Ever since Andrew Scheer was chosen as the new leader of the Harper Party, I've been trying to explain to the few Cons I know, that they've made a terrible mistake. Trying to explain that by choosing a religious fanatic who would criminalize women, marginalize gays, and ignore climate change, they haven't just lost the next ...

Accidental Deliberations: Tuesday Morning Links

This and that for your Tuesday reading. – Ed Finn discusses how corporate giants exert far more influence than we generally know – or should be willing to accept. And Joseph Schwartz and Bhaskar Sunkara comment on the difficulty in achieving durable social-democratic policies while economic power is concentrated in the corporate elite. – Thomas ...

Accidental Deliberations: Thursday Morning Links

This and that for your Thursday reading. – Sarah Anderson studies how corporate tax cuts enrich CEOs, but don’t do anything to help workers. And she then follows up with this op-ed: If claims about the job-creation benefits of lower tax rates had any validity, these 92 consistently profitable firms would be among the nation’s ...

Accidental Deliberations: Friday Afternoon Links

Assorted content to end your week. – Abigail McKnight and Richard Reeves write about the gilded floor that prevents the wealthy from facing the realities lived by most people. Eric Levitz discusses how the Trump economy is producing plenty for the ultra-rich, but little but mediocrity for everybody else. And Michelle Styczynski points out that ...

Accidental Deliberations: New column day

Here, asking why Justin Trudeau and Gerald Butts are so willing to offer political cover to the Trump administration (including the now-departed Steve Bannon). For further reading…– Ryan Lizza’s report on Bannon’s relationship with Butts is here. And Adam Radwanski had previously reported on the Libs’ strategy of cultivating relationships with Trump’s associates before commenting ...

Accidental Deliberations: Thursday Morning Links

This and that for your Thursday reading. – Danny Dorling wonders whether we’ve finally reached the point of shifting toward greater income equality, while noting the uncertainty in trying to assess pay ratios. – Kevin Carmichael discusses how homeownership is getting pushed further and further out of the reach of young Canadian workers. And Edgardo ...

Babel-on-the-Bay: Justin Trudeau doesn’t have the chops.

It is often amusing when Canadian writers try to compare Prime Minister Trudeau with American President Trump.

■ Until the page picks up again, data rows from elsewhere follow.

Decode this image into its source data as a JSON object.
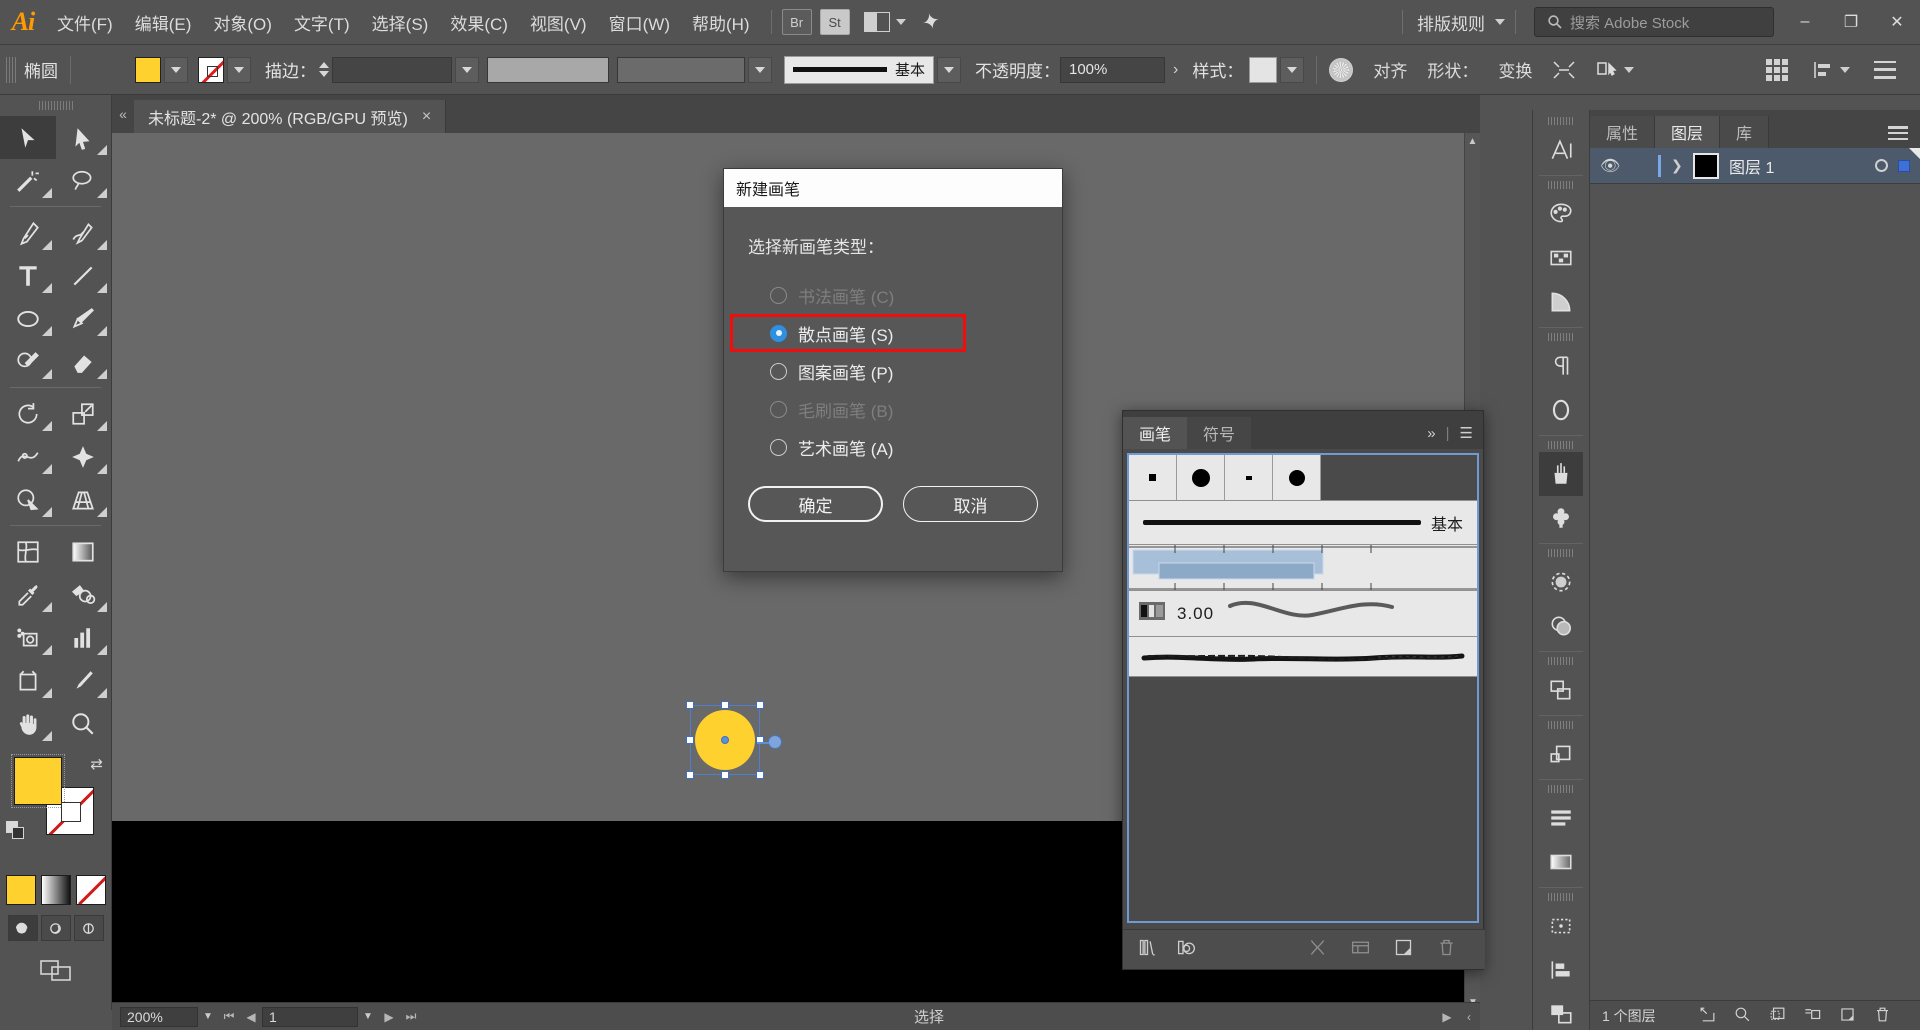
{
  "app": {
    "name": "Adobe Illustrator",
    "logo_text": "Ai",
    "workspace_label": "排版规则",
    "br_badge": "Br",
    "st_badge": "St"
  },
  "menu": {
    "items": [
      {
        "label": "文件(F)"
      },
      {
        "label": "编辑(E)"
      },
      {
        "label": "对象(O)"
      },
      {
        "label": "文字(T)"
      },
      {
        "label": "选择(S)"
      },
      {
        "label": "效果(C)"
      },
      {
        "label": "视图(V)"
      },
      {
        "label": "窗口(W)"
      },
      {
        "label": "帮助(H)"
      }
    ]
  },
  "search": {
    "placeholder": "搜索 Adobe Stock",
    "value": ""
  },
  "window_controls": {
    "minimize": "–",
    "restore": "❐",
    "close": "✕"
  },
  "control_bar": {
    "object_type": "椭圆",
    "fill_color": "#FFD12E",
    "stroke_color": "none",
    "stroke_label": "描边：",
    "stroke_weight": "",
    "brush_name": "基本",
    "opacity_label": "不透明度：",
    "opacity_value": "100%",
    "style_label": "样式：",
    "align_label": "对齐",
    "shape_label": "形状：",
    "transform_label": "变换",
    "expand_arrow": "›"
  },
  "tools": [
    {
      "name": "selection-tool",
      "sel": true
    },
    {
      "name": "direct-selection-tool",
      "sel": false
    },
    {
      "name": "magic-wand-tool",
      "sel": false
    },
    {
      "name": "lasso-tool",
      "sel": false
    },
    {
      "name": "pen-tool",
      "sel": false
    },
    {
      "name": "curvature-tool",
      "sel": false
    },
    {
      "name": "type-tool",
      "sel": false
    },
    {
      "name": "line-segment-tool",
      "sel": false
    },
    {
      "name": "ellipse-tool",
      "sel": false
    },
    {
      "name": "paintbrush-tool",
      "sel": false
    },
    {
      "name": "shaper-tool",
      "sel": false
    },
    {
      "name": "eraser-tool",
      "sel": false
    },
    {
      "name": "rotate-tool",
      "sel": false
    },
    {
      "name": "scale-tool",
      "sel": false
    },
    {
      "name": "width-tool",
      "sel": false
    },
    {
      "name": "free-transform-tool",
      "sel": false
    },
    {
      "name": "shape-builder-tool",
      "sel": false
    },
    {
      "name": "perspective-grid-tool",
      "sel": false
    },
    {
      "name": "mesh-tool",
      "sel": false
    },
    {
      "name": "gradient-tool",
      "sel": false
    },
    {
      "name": "eyedropper-tool",
      "sel": false
    },
    {
      "name": "blend-tool",
      "sel": false
    },
    {
      "name": "symbol-sprayer-tool",
      "sel": false
    },
    {
      "name": "column-graph-tool",
      "sel": false
    },
    {
      "name": "artboard-tool",
      "sel": false
    },
    {
      "name": "slice-tool",
      "sel": false
    },
    {
      "name": "hand-tool",
      "sel": false
    },
    {
      "name": "zoom-tool",
      "sel": false
    }
  ],
  "color_controls": {
    "fill": "#FFD12E",
    "stroke": "none",
    "modes": [
      "color",
      "gradient",
      "none"
    ],
    "draw_modes": [
      "draw-normal",
      "draw-behind",
      "draw-inside"
    ]
  },
  "document": {
    "tab_title": "未标题-2* @ 200% (RGB/GPU 预览)",
    "close_glyph": "×"
  },
  "status_bar": {
    "zoom": "200%",
    "page": "1",
    "tool_status": "选择"
  },
  "right_panel": {
    "tabs": [
      {
        "label": "属性",
        "active": false
      },
      {
        "label": "图层",
        "active": true
      },
      {
        "label": "库",
        "active": false
      }
    ],
    "layers": [
      {
        "name": "图层 1",
        "visible": true,
        "selected": true
      }
    ],
    "footer_count": "1 个图层"
  },
  "brush_panel": {
    "tabs": [
      {
        "label": "画笔",
        "active": true
      },
      {
        "label": "符号",
        "active": false
      }
    ],
    "expand_glyph": "»",
    "menu_glyph": "☰",
    "basic_brush_name": "基本",
    "brush_size": "3.00",
    "scatter_dots": [
      {
        "size": 7,
        "shape": "square"
      },
      {
        "size": 18,
        "shape": "circle"
      },
      {
        "size": 5,
        "shape": "square"
      },
      {
        "size": 16,
        "shape": "circle"
      }
    ]
  },
  "dialog": {
    "title": "新建画笔",
    "prompt": "选择新画笔类型：",
    "options": [
      {
        "label": "书法画笔 (C)",
        "selected": false,
        "disabled": true
      },
      {
        "label": "散点画笔 (S)",
        "selected": true,
        "disabled": false,
        "highlighted": true
      },
      {
        "label": "图案画笔 (P)",
        "selected": false,
        "disabled": false
      },
      {
        "label": "毛刷画笔 (B)",
        "selected": false,
        "disabled": true
      },
      {
        "label": "艺术画笔 (A)",
        "selected": false,
        "disabled": false
      }
    ],
    "ok_label": "确定",
    "cancel_label": "取消",
    "highlight_color": "#f10d0d"
  },
  "canvas": {
    "shape_fill": "#FFD12E",
    "selection_color": "#4e7ecf"
  }
}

They seem to think that Justin Trudeau has been understudying for his current role all his life, while Donald Trump is an accidental politician and is only now learning that the job requires some serious time and attention. ...